US3897802 *Jun 17, 1974Aug 5, 1975Dresser IndPilot valve operator for safety relief valve
Referenced by
Citing PatentFiling datePublication dateApplicantTitle
US5515884 *May 18, 1994May 14, 1996Dresser Industries Inc.Multi-media safety relief valve
US5639062 *Jul 25, 1995Jun 17, 1997Outboard Marine CorporationModified heel valve construction
US5782259 *Aug 5, 1996Jul 21, 1998Ledbetter; Harold J.Pressure relief valve
US5924444 *Dec 27, 1996Jul 20, 1999Innovent Inc.Rapid response valve

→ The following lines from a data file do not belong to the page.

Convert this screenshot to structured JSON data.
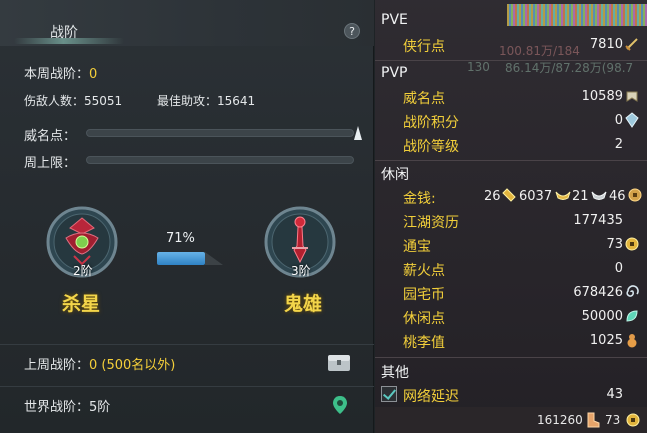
{
  "left": {
    "title": "战阶",
    "help_label": "?",
    "week_rank_label": "本周战阶：",
    "week_rank_value": "0",
    "damage_people": "伤敌人数：55051",
    "best_assist": "最佳助攻：15641",
    "fame_label": "威名点：",
    "week_limit_label": "周上限：",
    "progress_percent": "71%",
    "progress_fraction": 0.71,
    "current_tier": {
      "level": "2阶",
      "name": "杀星"
    },
    "next_tier": {
      "level": "3阶",
      "name": "鬼雄"
    },
    "last_week_label": "上周战阶：",
    "last_week_value": "0 (500名以外)",
    "world_label": "世界战阶：5阶"
  },
  "right": {
    "bg_text_1": "100.81万/184",
    "bg_text_2": "86.14万/87.28万(98.7",
    "bg_num": "130",
    "pve": {
      "header": "PVE",
      "items": [
        {
          "label": "侠行点",
          "value": "7810",
          "icon": "sword-icon"
        }
      ]
    },
    "pvp": {
      "header": "PVP",
      "items": [
        {
          "label": "威名点",
          "value": "10589",
          "icon": "fame-icon"
        },
        {
          "label": "战阶积分",
          "value": "0",
          "icon": "crystal-icon"
        },
        {
          "label": "战阶等级",
          "value": "2"
        }
      ]
    },
    "leisure": {
      "header": "休闲",
      "money_label": "金钱:",
      "money_gold": "26",
      "money_silver": "6037",
      "money_bronze": "21",
      "money_copper": "46",
      "items": [
        {
          "label": "江湖资历",
          "value": "177435"
        },
        {
          "label": "通宝",
          "value": "73",
          "icon": "coin-icon"
        },
        {
          "label": "薪火点",
          "value": "0"
        },
        {
          "label": "园宅币",
          "value": "678426",
          "icon": "swirl-icon"
        },
        {
          "label": "休闲点",
          "value": "50000",
          "icon": "leaf-icon"
        },
        {
          "label": "桃李值",
          "value": "1025",
          "icon": "gourd-icon"
        }
      ]
    },
    "other": {
      "header": "其他",
      "latency_label": "网络延迟",
      "latency_value": "43"
    },
    "footer": {
      "value1": "161260",
      "value2": "73"
    }
  },
  "colors": {
    "accent_yellow": "#f5cf3a",
    "progress_blue": "#3d8fd0"
  }
}
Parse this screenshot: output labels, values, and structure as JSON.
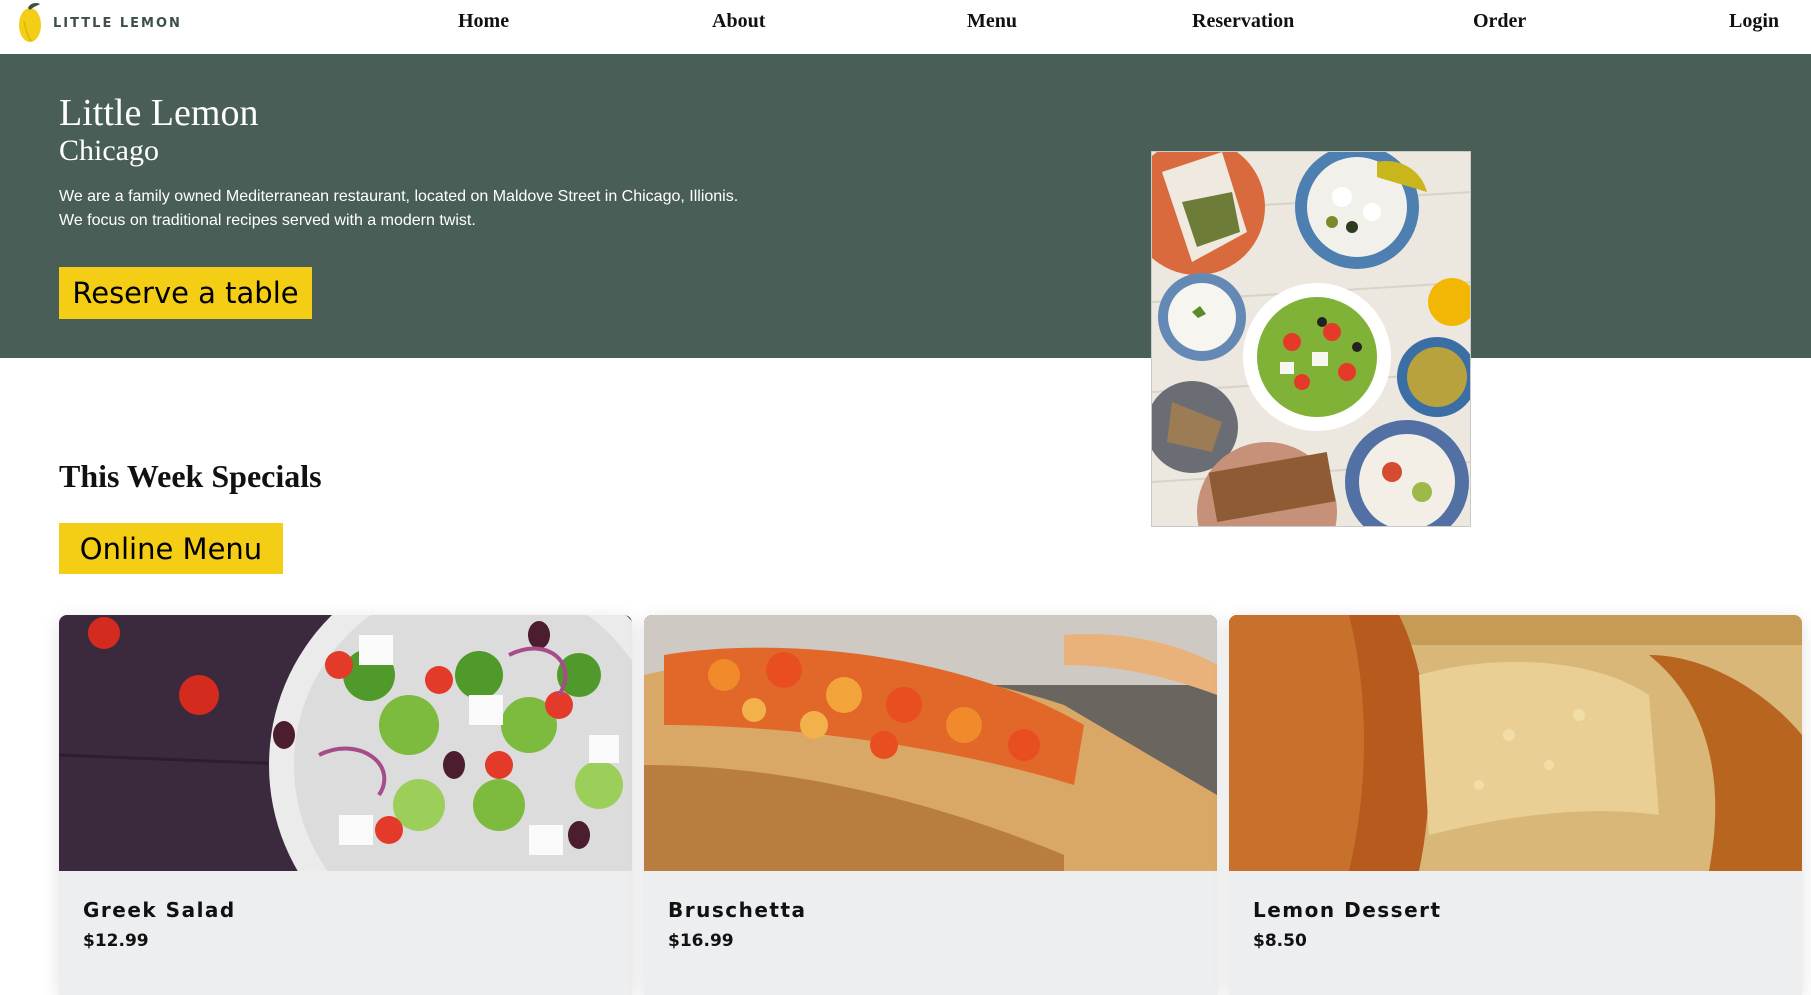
{
  "brand": {
    "name": "LITTLE LEMON",
    "colors": {
      "green": "#495e57",
      "yellow": "#f4ce14"
    }
  },
  "nav": {
    "items": [
      {
        "label": "Home"
      },
      {
        "label": "About"
      },
      {
        "label": "Menu"
      },
      {
        "label": "Reservation"
      },
      {
        "label": "Order"
      },
      {
        "label": "Login"
      }
    ]
  },
  "hero": {
    "title": "Little Lemon",
    "subtitle": "Chicago",
    "description_line1": "We are a family owned Mediterranean restaurant, located on Maldove Street in Chicago, Illionis.",
    "description_line2": "We focus on traditional recipes served with a modern twist.",
    "cta_label": "Reserve a table",
    "image_icon": "mediterranean-food-platter-image"
  },
  "specials": {
    "title": "This Week Specials",
    "menu_button_label": "Online Menu",
    "cards": [
      {
        "name": "Greek Salad",
        "price": "$12.99",
        "image_icon": "greek-salad-image"
      },
      {
        "name": "Bruschetta",
        "price": "$16.99",
        "image_icon": "bruschetta-image"
      },
      {
        "name": "Lemon Dessert",
        "price": "$8.50",
        "image_icon": "lemon-dessert-image"
      }
    ]
  }
}
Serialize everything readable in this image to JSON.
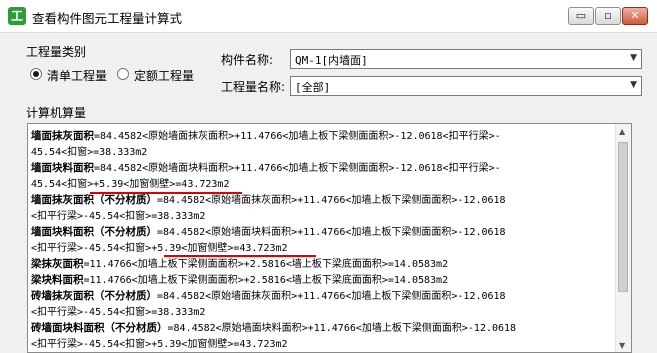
{
  "window": {
    "title": "查看构件图元工程量计算式",
    "app_icon": "工",
    "controls": {
      "minimize": "▭",
      "maximize": "▫",
      "close": "✕"
    }
  },
  "quantity_type": {
    "label": "工程量类别",
    "options": [
      {
        "label": "清单工程量",
        "selected": true
      },
      {
        "label": "定额工程量",
        "selected": false
      }
    ]
  },
  "component_name": {
    "label": "构件名称:",
    "value": "QM-1[内墙面]"
  },
  "quantity_name": {
    "label": "工程量名称:",
    "value": "[全部]"
  },
  "calc": {
    "label": "计算机算量",
    "lines": [
      {
        "bold": "墙面抹灰面积",
        "rest": "=84.4582<原始墙面抹灰面积>+11.4766<加墙上板下梁侧面面积>-12.0618<扣平行梁>-"
      },
      {
        "bold": "",
        "rest": "45.54<扣窗>=38.333m2"
      },
      {
        "bold": "墙面块料面积",
        "rest": "=84.4582<原始墙面块料面积>+11.4766<加墙上板下梁侧面面积>-12.0618<扣平行梁>-"
      },
      {
        "bold": "",
        "rest": "45.54<扣窗>+5.39<加窗侧壁>=43.723m2"
      },
      {
        "bold": "墙面抹灰面积（不分材质）",
        "rest": "=84.4582<原始墙面抹灰面积>+11.4766<加墙上板下梁侧面面积>-12.0618"
      },
      {
        "bold": "",
        "rest": "<扣平行梁>-45.54<扣窗>=38.333m2"
      },
      {
        "bold": "墙面块料面积（不分材质）",
        "rest": "=84.4582<原始墙面块料面积>+11.4766<加墙上板下梁侧面面积>-12.0618"
      },
      {
        "bold": "",
        "rest": "<扣平行梁>-45.54<扣窗>+5.39<加窗侧壁>=43.723m2"
      },
      {
        "bold": "梁抹灰面积",
        "rest": "=11.4766<加墙上板下梁侧面面积>+2.5816<墙上板下梁底面面积>=14.0583m2"
      },
      {
        "bold": "梁块料面积",
        "rest": "=11.4766<加墙上板下梁侧面面积>+2.5816<墙上板下梁底面面积>=14.0583m2"
      },
      {
        "bold": "砖墙抹灰面积（不分材质）",
        "rest": "=84.4582<原始墙面抹灰面积>+11.4766<加墙上板下梁侧面面积>-12.0618"
      },
      {
        "bold": "",
        "rest": "<扣平行梁>-45.54<扣窗>=38.333m2"
      },
      {
        "bold": "砖墙面块料面积（不分材质）",
        "rest": "=84.4582<原始墙面块料面积>+11.4766<加墙上板下梁侧面面积>-12.0618"
      },
      {
        "bold": "",
        "rest": "<扣平行梁>-45.54<扣窗>+5.39<加窗侧壁>=43.723m2"
      }
    ]
  },
  "colors": {
    "highlight": "#e00000",
    "app_icon": "#2f9a3c"
  }
}
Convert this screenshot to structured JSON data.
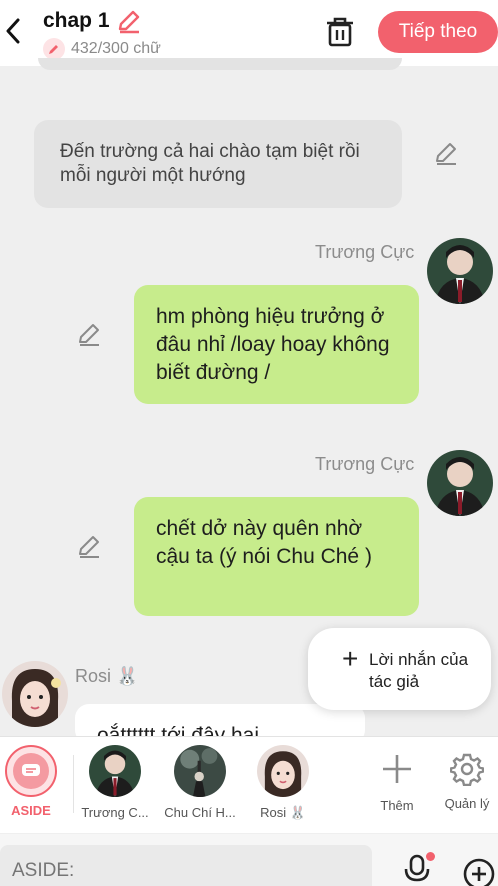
{
  "header": {
    "title": "chap 1",
    "word_count": "432/300 chữ",
    "next_label": "Tiếp theo"
  },
  "narration": {
    "text": "Đến trường cả hai chào tạm biệt rồi mỗi người một hướng"
  },
  "messages": [
    {
      "sender": "Trương Cực",
      "text": "hm phòng hiệu trưởng ở đâu nhỉ /loay hoay không biết đường /"
    },
    {
      "sender": "Trương Cực",
      "text": "chết dở này quên nhờ cậu ta (ý nói Chu Ché )"
    },
    {
      "sender": "Rosi 🐰",
      "text": "oắtttttt tới đây hai"
    }
  ],
  "float_note": {
    "label": "Lời nhắn của tác giả"
  },
  "char_bar": {
    "aside_label": "ASIDE",
    "characters": [
      {
        "label": "Trương C..."
      },
      {
        "label": "Chu Chí H..."
      },
      {
        "label": "Rosi 🐰"
      }
    ],
    "add_label": "Thêm",
    "manage_label": "Quản lý"
  },
  "input": {
    "placeholder": "ASIDE:"
  },
  "colors": {
    "accent": "#f2616d",
    "bubble_green": "#c7ec8c",
    "narration_bg": "#e3e3e3"
  }
}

US6178983May 13, 1999Jan 30, 2001Bs&B Safety Systems, Inc.Rupture disk assembly
US6321582May 11, 2000Nov 27, 2001Bs&B Safety Systems, Inc.Method and apparatus for forming a rupture disk
US6446653Jun 26, 2001Sep 10, 2002Bs&B Safety Systems, Inc.Rupture disk assembly
US6494074Mar 21, 2001Dec 17, 2002Bs&B Safety Systems, Inc.Rupture disk assembly
US7469714Sep 18, 2004Dec 30, 2008Hydac Technology GmbhValve, especially a gas safety valve
US8776889 *Jul 14, 2010Jul 15, 2014Weatherford/Lamb, Inc.Irregularly shaped flapper closure and sealing surfaces
US20130213497 *Oct 25, 2011Aug 22, 2013Leinemann Gmbh & Co. GkControl valve
WO2005052422A1 *Sep 18, 2004Jun 9, 2005Hydac Technology GmbhValve, especially a gas safety valve
Classifications
U.S. Classification137/469, 251/332
International ClassificationF16K17/08
Cooperative ClassificationF16K17/082
European ClassificationF16K17/08B
Legal Events
DateCodeEventDescription
Aug 7, 2003FPAYFee payment
Year of fee payment: 12
Aug 23, 1999FPAYFee payment
Year of fee payment: 8
Aug 14, 1995FPAYFee payment
Year of fee payment: 4